What is being asked — Could you say how many lines in the entries contain the string "domain"? Give only that number.

*** Data listing Section Begins ***

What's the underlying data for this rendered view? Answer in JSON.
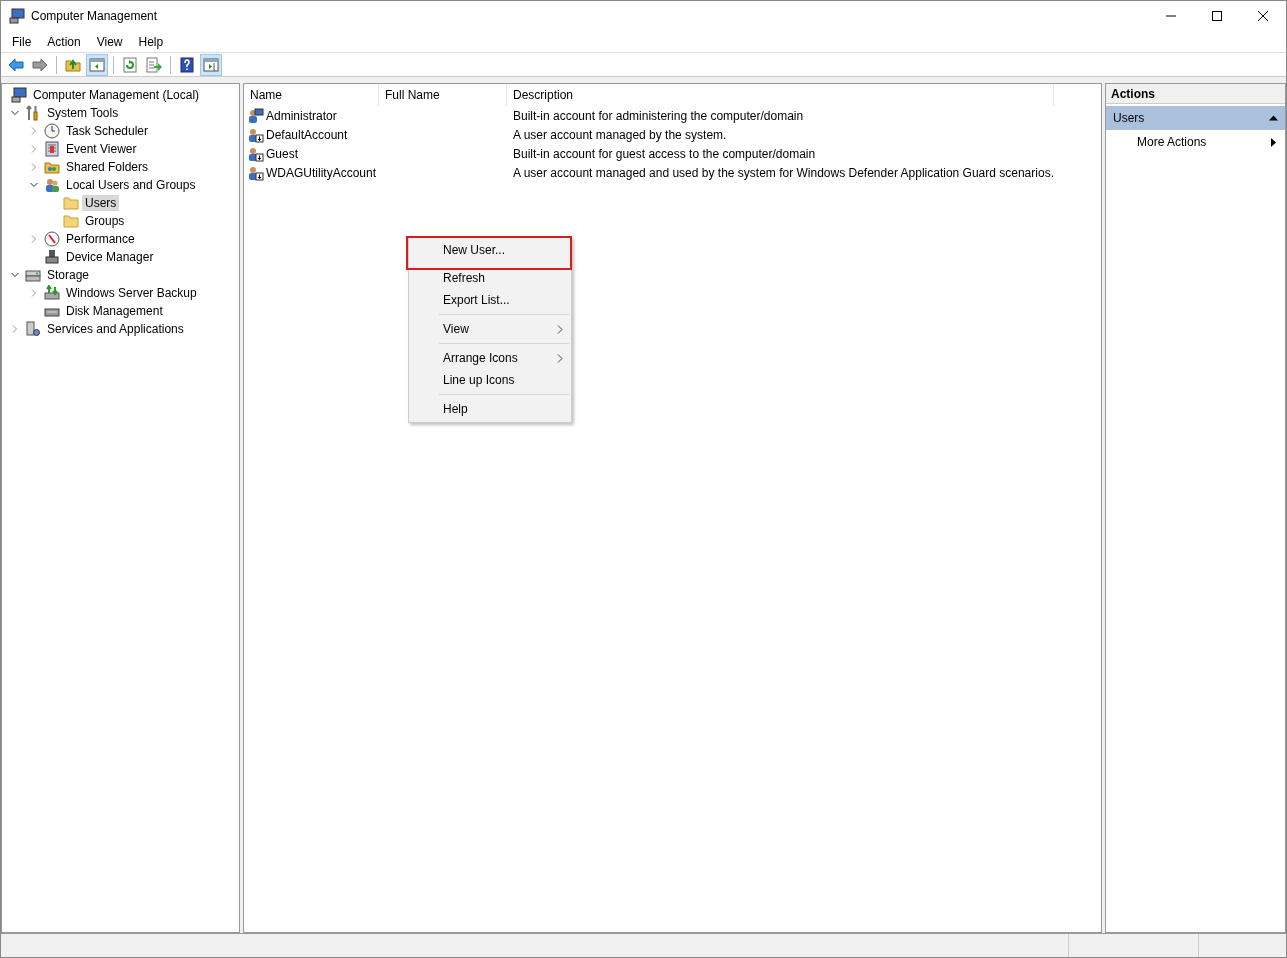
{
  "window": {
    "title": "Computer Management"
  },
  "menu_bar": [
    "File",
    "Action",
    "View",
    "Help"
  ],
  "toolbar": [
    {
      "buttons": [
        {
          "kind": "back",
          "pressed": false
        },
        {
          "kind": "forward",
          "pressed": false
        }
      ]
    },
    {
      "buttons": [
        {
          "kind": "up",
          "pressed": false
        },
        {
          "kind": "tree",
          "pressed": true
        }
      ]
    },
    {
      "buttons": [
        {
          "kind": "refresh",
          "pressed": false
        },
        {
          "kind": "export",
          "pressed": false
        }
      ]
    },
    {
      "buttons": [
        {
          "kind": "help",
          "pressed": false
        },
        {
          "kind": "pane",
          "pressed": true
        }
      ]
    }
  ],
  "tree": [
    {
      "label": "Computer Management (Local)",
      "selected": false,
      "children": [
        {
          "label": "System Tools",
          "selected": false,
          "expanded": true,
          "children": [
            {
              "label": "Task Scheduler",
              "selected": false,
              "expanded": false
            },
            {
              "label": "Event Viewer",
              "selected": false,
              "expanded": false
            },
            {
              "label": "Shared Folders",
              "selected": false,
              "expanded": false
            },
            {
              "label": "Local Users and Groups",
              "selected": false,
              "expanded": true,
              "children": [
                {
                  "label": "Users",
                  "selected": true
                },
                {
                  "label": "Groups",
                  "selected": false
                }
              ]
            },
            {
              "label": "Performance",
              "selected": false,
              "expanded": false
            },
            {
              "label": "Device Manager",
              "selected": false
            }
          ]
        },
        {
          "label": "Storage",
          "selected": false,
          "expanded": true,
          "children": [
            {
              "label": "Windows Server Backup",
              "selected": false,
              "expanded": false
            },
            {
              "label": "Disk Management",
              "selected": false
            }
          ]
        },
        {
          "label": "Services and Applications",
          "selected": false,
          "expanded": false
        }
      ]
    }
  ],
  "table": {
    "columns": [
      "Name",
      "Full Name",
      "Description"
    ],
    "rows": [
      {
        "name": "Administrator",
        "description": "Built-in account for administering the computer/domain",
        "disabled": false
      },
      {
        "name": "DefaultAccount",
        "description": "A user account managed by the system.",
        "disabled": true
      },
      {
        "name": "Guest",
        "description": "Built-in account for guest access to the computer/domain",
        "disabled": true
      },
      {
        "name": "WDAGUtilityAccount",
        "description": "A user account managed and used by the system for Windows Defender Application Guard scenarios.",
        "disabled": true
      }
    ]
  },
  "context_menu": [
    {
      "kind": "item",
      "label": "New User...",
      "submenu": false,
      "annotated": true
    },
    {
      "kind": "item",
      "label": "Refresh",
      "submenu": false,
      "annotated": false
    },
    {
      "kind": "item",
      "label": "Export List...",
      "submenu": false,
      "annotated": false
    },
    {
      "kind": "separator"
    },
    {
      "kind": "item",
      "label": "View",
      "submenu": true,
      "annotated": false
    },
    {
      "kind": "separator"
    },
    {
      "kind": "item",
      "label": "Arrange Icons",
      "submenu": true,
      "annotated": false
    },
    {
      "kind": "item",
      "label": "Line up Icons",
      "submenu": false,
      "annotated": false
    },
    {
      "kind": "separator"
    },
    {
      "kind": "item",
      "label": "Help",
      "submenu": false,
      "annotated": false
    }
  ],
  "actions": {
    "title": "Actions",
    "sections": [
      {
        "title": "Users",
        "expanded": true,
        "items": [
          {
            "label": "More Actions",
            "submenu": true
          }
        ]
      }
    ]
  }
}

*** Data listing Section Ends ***
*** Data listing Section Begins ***

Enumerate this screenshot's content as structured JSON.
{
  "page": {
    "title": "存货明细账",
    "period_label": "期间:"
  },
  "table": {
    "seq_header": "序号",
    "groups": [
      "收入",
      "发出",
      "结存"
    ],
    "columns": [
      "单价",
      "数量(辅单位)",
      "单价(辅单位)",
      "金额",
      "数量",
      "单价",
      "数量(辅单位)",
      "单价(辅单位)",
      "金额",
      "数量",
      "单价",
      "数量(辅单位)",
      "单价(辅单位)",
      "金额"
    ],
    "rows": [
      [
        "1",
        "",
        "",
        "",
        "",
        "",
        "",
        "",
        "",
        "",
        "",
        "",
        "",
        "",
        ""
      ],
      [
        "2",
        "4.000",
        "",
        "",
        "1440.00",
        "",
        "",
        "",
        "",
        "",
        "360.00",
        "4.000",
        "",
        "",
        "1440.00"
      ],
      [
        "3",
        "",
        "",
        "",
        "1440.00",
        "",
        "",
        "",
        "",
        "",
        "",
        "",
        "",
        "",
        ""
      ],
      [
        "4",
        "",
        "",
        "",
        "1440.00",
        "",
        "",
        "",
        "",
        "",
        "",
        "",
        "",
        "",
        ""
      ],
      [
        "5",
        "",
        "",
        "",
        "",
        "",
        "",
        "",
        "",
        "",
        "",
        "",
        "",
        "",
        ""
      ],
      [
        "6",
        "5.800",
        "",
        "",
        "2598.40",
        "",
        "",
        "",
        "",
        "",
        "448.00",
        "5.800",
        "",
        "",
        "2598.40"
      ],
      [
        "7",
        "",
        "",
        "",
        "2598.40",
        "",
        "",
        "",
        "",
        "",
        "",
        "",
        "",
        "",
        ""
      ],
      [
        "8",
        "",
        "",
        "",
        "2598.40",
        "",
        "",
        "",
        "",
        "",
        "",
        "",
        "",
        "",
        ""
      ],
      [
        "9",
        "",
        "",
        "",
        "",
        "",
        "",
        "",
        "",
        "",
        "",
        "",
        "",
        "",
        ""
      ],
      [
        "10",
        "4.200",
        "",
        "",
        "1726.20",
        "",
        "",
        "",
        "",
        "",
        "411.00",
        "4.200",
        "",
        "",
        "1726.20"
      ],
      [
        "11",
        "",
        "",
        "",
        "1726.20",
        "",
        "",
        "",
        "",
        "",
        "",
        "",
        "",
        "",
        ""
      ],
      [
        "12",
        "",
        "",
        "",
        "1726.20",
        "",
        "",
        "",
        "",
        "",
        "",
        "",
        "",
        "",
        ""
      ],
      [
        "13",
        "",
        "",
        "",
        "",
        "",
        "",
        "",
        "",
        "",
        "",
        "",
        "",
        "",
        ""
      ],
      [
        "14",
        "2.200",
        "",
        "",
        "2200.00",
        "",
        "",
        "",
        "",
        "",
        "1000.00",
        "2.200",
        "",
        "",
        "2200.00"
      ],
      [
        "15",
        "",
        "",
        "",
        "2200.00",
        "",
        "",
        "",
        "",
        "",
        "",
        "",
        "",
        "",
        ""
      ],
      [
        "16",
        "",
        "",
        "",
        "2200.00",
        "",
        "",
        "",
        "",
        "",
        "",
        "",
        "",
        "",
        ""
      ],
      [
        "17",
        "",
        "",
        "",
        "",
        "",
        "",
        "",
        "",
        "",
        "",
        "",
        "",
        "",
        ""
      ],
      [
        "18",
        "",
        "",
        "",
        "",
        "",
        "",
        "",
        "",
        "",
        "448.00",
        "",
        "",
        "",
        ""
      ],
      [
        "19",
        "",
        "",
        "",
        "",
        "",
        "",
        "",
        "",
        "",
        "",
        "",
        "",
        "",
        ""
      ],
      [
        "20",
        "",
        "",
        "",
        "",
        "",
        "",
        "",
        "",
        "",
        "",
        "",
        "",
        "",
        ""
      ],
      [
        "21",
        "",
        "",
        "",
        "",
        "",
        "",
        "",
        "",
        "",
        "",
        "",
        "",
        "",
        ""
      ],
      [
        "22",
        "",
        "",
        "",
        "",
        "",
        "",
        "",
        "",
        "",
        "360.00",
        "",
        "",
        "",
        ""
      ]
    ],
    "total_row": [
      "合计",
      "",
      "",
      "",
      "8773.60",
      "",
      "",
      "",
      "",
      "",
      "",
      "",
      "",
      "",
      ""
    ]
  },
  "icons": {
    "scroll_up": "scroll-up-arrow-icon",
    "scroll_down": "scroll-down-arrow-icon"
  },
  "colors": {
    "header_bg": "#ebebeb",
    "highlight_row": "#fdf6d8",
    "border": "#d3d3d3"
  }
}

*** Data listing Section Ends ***

Output of the exercise — 2